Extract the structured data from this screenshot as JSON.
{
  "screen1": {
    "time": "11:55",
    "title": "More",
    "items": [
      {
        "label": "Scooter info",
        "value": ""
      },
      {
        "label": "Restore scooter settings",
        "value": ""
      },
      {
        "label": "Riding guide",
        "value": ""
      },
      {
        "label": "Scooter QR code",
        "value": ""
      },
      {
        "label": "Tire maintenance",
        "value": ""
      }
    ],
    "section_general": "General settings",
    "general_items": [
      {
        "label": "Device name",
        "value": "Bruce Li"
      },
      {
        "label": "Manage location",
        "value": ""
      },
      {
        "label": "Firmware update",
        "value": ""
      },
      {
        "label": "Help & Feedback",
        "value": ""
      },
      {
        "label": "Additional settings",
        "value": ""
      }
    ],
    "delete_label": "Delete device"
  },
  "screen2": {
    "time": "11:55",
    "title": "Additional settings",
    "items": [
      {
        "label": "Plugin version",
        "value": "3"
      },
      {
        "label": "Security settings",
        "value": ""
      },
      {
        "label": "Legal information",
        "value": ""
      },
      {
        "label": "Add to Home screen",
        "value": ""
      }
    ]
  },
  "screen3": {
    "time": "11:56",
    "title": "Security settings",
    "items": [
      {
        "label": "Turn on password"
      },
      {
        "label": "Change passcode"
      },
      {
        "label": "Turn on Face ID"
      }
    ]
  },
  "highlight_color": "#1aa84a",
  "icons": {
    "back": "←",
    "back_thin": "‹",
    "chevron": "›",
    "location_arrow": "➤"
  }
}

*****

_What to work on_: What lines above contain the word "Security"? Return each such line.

_Result of this task_:
        "label": "Security settings",
    "title": "Security settings",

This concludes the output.